Outdoor Services

First Baptist was one of the first churches in the area to hold outdoor services. In the mid 1970's, Evening Worship Services during the Summer were held in the parking lot. A platform was built for those participating in the service, and speakers were placed on the poles that held the parking lot lights. Usually these services had special music; shown here is the First Baptist Band.

The Renovated Sanctuary

During the Winter of 1978, First Baptist's congregation was challenged to provide funds to remodel the Sanctuary, and a Renovation Fund was set up. This program was very successful, and at the Morning Worship Service of March 5, 1978, Pastor Dunn was presented with a check for $35,500 to renovate the Sanctuary. The work was quickly done, and by late Fall of 1978 our Sanctuary looked like this.

Abortion Crosses

Through the years, First Baptist has not only provided spiritual leadership and guidance to its members and the community; it has also taken a stand on issues that were deemed important. The picture above, taken in the mid-1980's, shows an example of this.   Each cross in the yard represents an aborted baby. All the crosses in the entire front yard represent the number of babies aborted each day. The Church received much publicity from this display. By taking a stand on current issues, First Baptist shows that the teachings of Christ are relevant and vital in today's world.

Conclusion

Today's Events are Tomorrow's History.   Over the years, many people have worked hard and struggled and sacrificed to bring First Baptist to where it is today.

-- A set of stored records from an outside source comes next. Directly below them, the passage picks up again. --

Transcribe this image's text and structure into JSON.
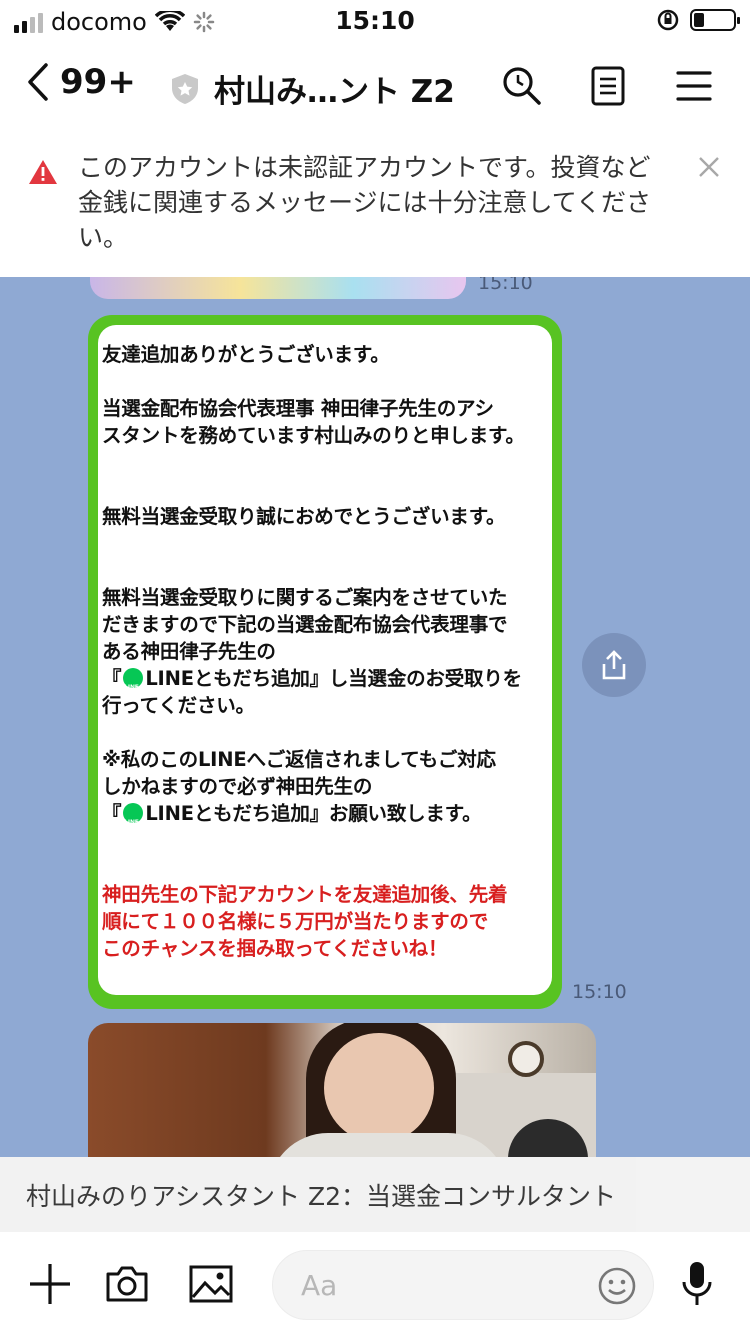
{
  "status_bar": {
    "carrier": "docomo",
    "time": "15:10",
    "battery_level": 0.25
  },
  "header": {
    "unread_count": "99+",
    "chat_title": "村山み…ント Z2",
    "icons": [
      "chevron-left-icon",
      "shield-star-icon",
      "search-icon",
      "notes-icon",
      "menu-icon"
    ]
  },
  "warning": {
    "text": "このアカウントは未認証アカウントです。投資など金銭に関連するメッセージには十分注意してください。"
  },
  "chat": {
    "top_image_time": "15:10",
    "message_time": "15:10",
    "message": {
      "line1": "友達追加ありがとうございます。",
      "line2a": "当選金配布協会代表理事 神田律子先生のアシ",
      "line2b": "スタントを務めています村山みのりと申します。",
      "line3": "無料当選金受取り誠におめでとうございます。",
      "line4a": "無料当選金受取りに関するご案内をさせていた",
      "line4b": "だきますので下記の当選金配布協会代表理事で",
      "line4c": "ある神田律子先生の",
      "line4d_pre": "『",
      "line4d_post": "LINEともだち追加』し当選金のお受取りを",
      "line4e": "行ってください。",
      "line5a": "※私のこのLINEへご返信されましてもご対応",
      "line5b": "しかねますので必ず神田先生の",
      "line5c_pre": "『",
      "line5c_post": "LINEともだち追加』お願い致します。",
      "red1": "神田先生の下記アカウントを友達追加後、先着",
      "red2": "順にて１００名様に５万円が当たりますので",
      "red3": "このチャンスを掴み取ってくださいね！"
    },
    "accent_green": "#58c322",
    "red_text_color": "#d81f1f"
  },
  "banner": {
    "text": "村山みのりアシスタント Z2：当選金コンサルタント"
  },
  "input_bar": {
    "placeholder": "Aa",
    "icons": [
      "plus-icon",
      "camera-icon",
      "image-icon",
      "emoji-icon",
      "microphone-icon"
    ]
  }
}
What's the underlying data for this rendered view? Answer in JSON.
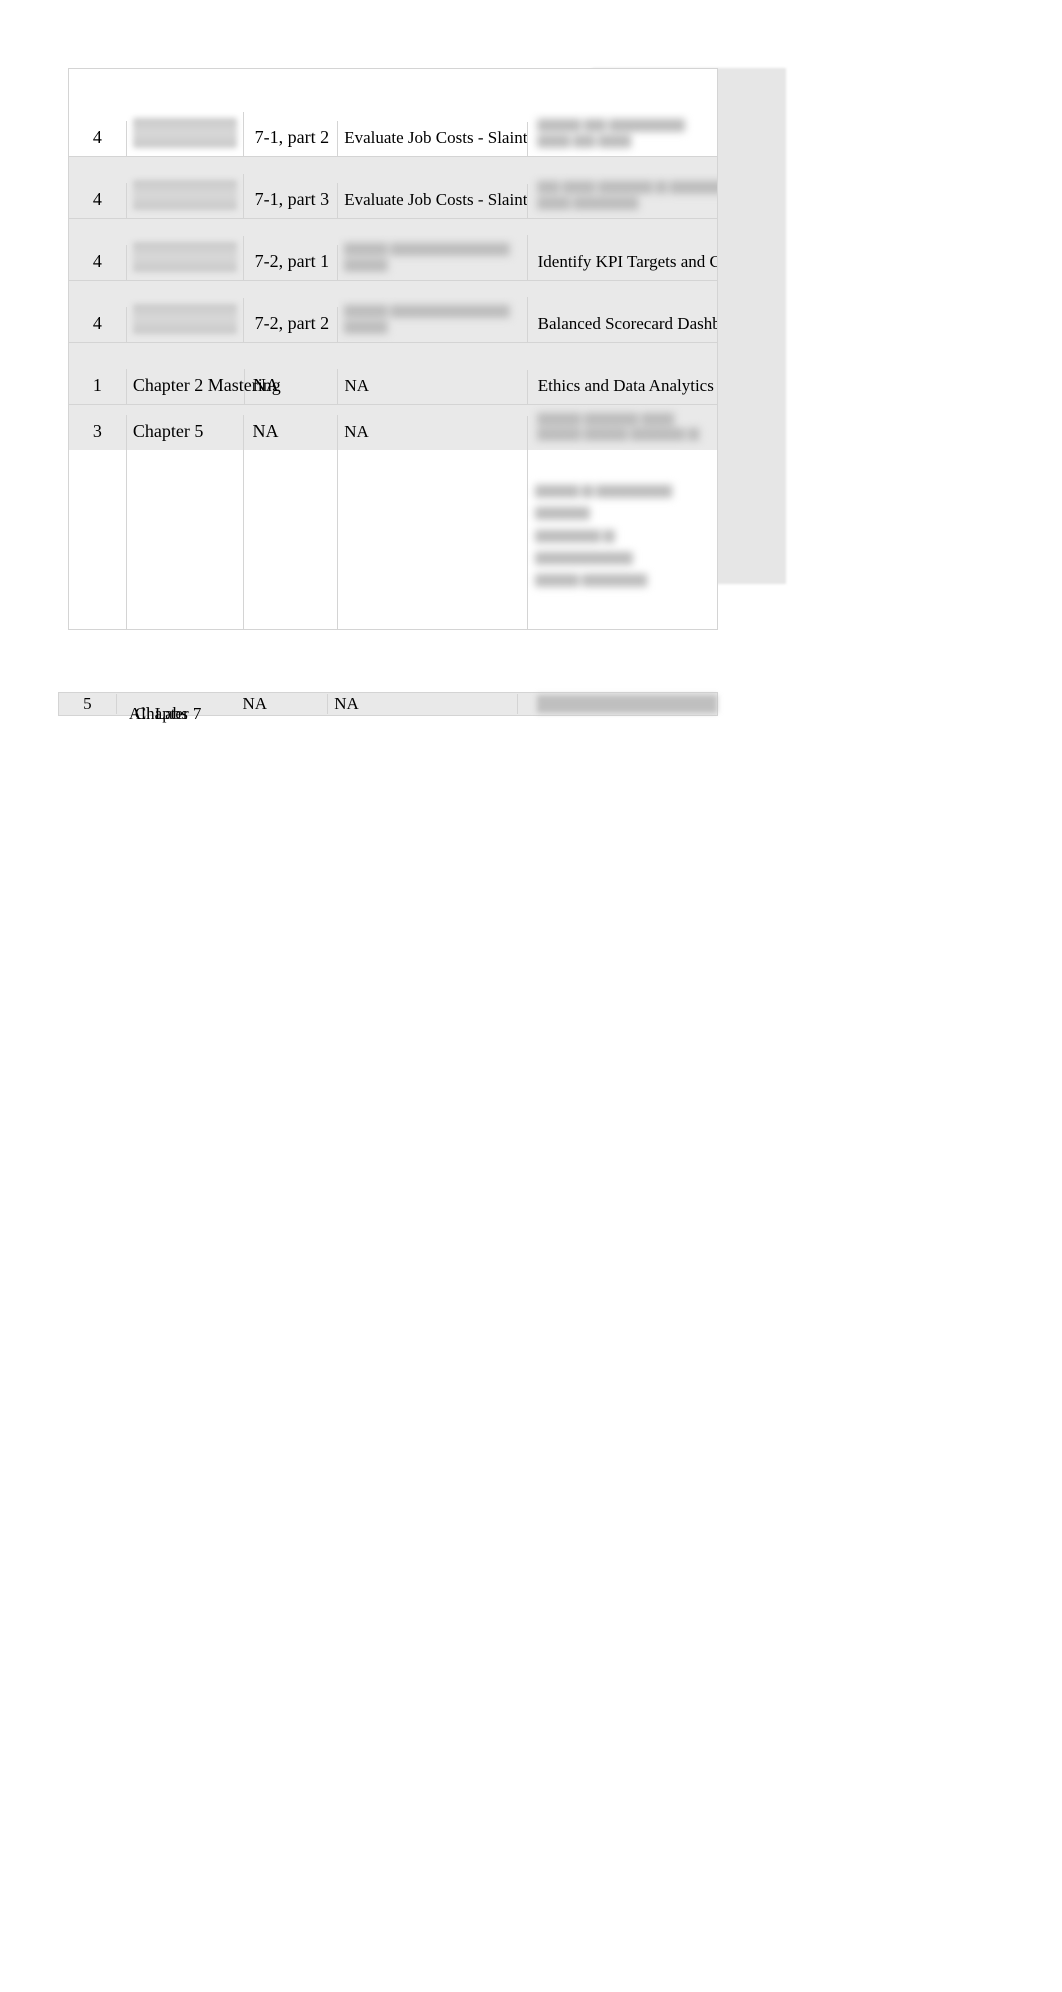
{
  "table": {
    "rows": [
      {
        "num": "4",
        "img": true,
        "col2": "7-1, part 2",
        "col3": "Evaluate Job Costs - Slainte",
        "col4_blur": true,
        "bg": "white",
        "h": "tall"
      },
      {
        "num": "4",
        "img": true,
        "col2": "7-1, part 3",
        "col3": "Evaluate Job Costs - Slainte",
        "col4_blur": true,
        "bg": "grey",
        "h": "med"
      },
      {
        "num": "4",
        "img": true,
        "col2": "7-2, part 1",
        "col3_blur": true,
        "col4": "Identify KPI Targets and Colors",
        "bg": "grey",
        "h": "med"
      },
      {
        "num": "4",
        "img": true,
        "col2": "7-2, part 2",
        "col3_blur": true,
        "col4": "Balanced Scorecard Dashboard",
        "bg": "grey",
        "h": "med"
      },
      {
        "num": "1",
        "col1": "Chapter 2 Mastering",
        "col2": "NA",
        "col3": "NA",
        "col4": "Ethics and Data Analytics",
        "bg": "grey",
        "h": "med"
      },
      {
        "num": "3",
        "col1": "Chapter 5",
        "col2": "NA",
        "col3": "NA",
        "col4_blur": true,
        "bg": "grey",
        "h": "short"
      }
    ]
  },
  "footer_row": {
    "num": "5",
    "col1a": "Chapter 7",
    "col1b": "All Labs",
    "col2": "NA",
    "col3": "NA"
  }
}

As our Church proceeds into its second century, we pray that we can continue the tradition of service and outreach that we have inherited from those who have labored for our Lord at First Baptist in years past.   May Christ look down on our work and say, "It is good."